DATASET ENTRIES
= = = = =

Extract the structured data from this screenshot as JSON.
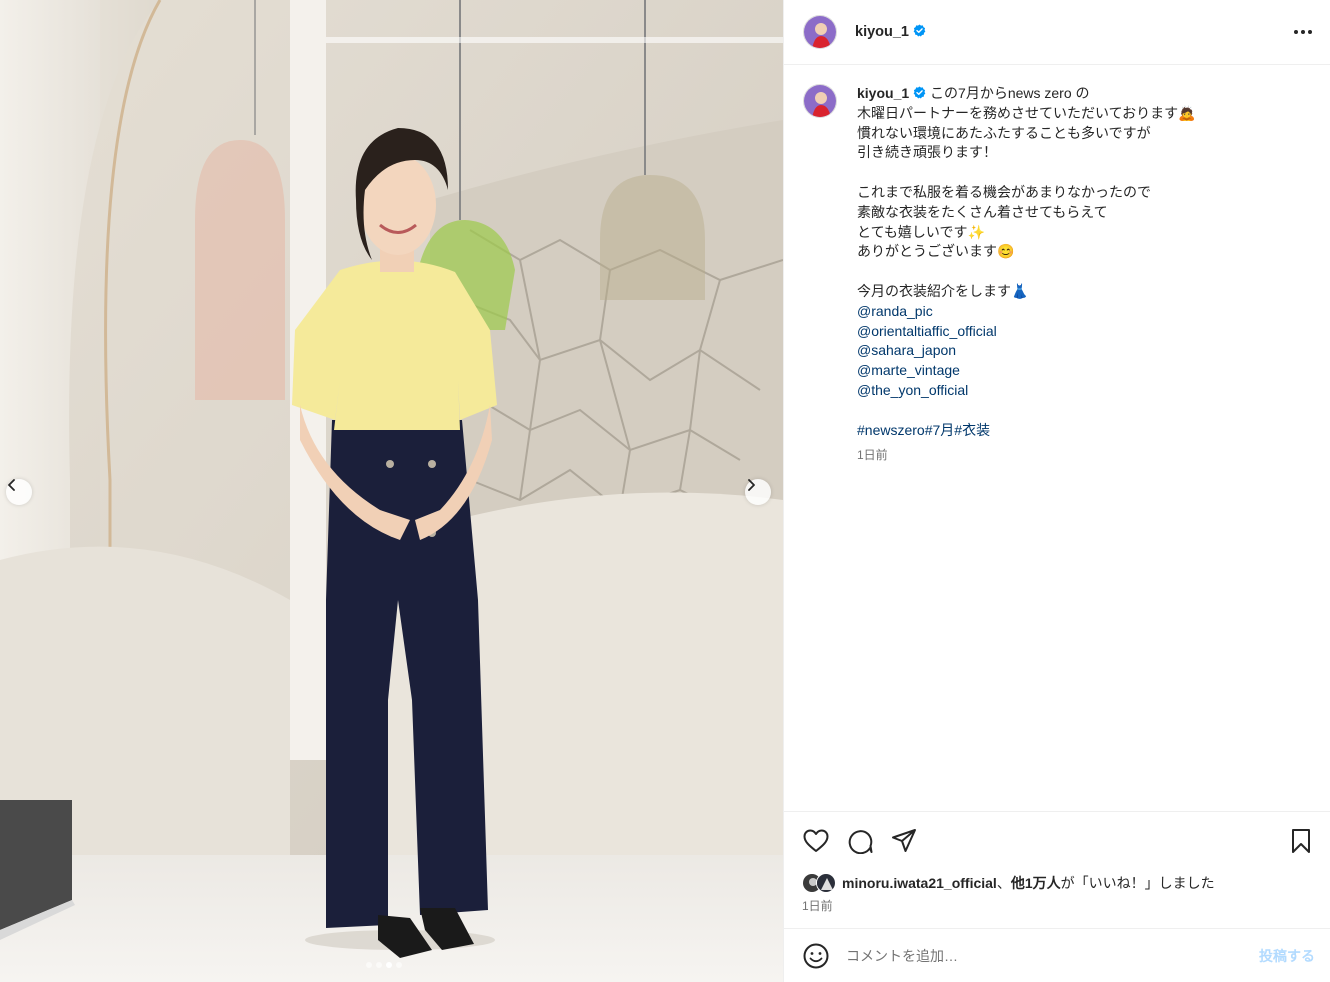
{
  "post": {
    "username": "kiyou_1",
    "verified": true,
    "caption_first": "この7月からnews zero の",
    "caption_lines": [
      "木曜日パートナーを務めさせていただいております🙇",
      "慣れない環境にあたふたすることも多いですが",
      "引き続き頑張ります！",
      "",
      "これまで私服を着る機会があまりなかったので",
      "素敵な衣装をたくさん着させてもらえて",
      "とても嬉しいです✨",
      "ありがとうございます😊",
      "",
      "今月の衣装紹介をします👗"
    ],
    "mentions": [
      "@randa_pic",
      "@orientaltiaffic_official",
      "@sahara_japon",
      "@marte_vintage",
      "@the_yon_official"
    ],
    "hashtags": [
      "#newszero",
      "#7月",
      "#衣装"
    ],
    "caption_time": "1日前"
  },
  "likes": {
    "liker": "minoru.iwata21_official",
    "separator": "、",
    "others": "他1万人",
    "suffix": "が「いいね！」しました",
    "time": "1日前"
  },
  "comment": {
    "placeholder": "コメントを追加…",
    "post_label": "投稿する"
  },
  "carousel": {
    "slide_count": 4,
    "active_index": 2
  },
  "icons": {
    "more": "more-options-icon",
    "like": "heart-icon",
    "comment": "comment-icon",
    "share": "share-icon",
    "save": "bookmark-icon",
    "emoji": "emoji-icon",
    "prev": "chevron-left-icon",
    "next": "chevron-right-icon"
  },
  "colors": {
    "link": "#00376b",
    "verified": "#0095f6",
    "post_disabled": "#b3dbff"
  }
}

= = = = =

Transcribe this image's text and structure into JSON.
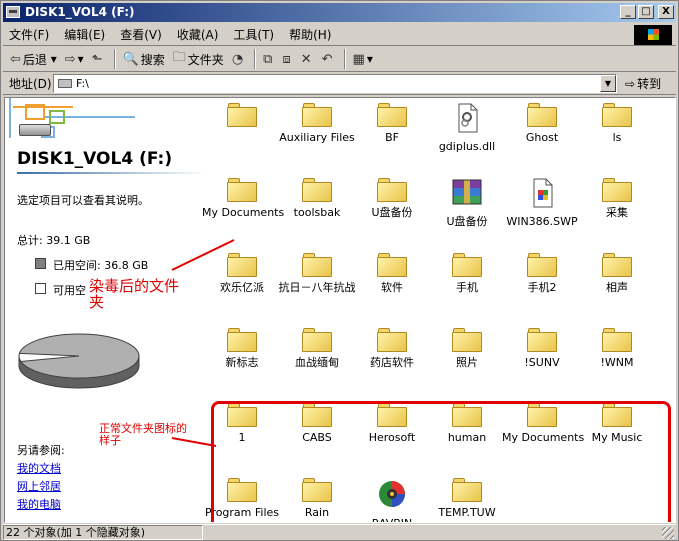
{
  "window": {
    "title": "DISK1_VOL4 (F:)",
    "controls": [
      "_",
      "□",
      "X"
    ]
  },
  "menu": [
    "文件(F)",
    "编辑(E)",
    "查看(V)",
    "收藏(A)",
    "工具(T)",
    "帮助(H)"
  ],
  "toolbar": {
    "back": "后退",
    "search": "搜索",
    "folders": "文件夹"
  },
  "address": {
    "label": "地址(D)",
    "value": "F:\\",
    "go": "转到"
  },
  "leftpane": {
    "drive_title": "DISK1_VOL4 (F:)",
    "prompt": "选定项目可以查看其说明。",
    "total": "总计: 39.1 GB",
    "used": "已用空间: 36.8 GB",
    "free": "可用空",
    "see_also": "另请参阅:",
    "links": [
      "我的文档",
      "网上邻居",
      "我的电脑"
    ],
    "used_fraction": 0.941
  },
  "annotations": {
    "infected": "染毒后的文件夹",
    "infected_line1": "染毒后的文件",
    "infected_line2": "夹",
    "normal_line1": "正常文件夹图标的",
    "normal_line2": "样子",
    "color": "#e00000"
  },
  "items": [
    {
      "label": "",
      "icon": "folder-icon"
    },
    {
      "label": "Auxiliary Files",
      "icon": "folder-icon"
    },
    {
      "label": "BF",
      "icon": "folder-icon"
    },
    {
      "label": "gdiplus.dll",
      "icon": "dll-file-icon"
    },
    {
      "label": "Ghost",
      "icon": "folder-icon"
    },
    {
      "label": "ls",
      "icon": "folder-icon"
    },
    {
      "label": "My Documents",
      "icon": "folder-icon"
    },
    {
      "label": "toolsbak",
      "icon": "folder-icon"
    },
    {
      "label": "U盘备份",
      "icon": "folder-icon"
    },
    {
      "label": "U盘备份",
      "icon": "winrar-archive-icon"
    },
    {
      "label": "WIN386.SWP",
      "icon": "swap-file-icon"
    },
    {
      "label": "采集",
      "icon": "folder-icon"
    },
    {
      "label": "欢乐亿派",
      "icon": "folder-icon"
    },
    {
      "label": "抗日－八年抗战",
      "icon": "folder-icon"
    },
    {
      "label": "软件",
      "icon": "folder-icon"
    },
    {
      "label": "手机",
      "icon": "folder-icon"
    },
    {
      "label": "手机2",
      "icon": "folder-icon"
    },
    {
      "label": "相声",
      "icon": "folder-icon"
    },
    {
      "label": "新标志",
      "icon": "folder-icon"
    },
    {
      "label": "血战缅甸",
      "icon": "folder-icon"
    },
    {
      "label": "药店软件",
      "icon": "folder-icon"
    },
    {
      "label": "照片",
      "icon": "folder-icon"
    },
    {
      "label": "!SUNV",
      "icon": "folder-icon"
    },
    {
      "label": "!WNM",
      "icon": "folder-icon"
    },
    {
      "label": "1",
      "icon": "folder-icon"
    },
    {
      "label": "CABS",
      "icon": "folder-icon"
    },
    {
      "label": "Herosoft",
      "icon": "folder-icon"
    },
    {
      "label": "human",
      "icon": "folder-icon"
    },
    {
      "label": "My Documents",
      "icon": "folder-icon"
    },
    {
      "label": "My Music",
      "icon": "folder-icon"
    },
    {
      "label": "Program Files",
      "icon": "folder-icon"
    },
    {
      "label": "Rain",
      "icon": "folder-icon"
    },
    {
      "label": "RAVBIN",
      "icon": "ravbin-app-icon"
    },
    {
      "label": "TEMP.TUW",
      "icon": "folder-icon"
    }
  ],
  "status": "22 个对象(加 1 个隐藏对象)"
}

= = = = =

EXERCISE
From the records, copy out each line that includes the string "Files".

EXERCISE SOLUTION
      "label": "Auxiliary Files",
      "label": "Program Files",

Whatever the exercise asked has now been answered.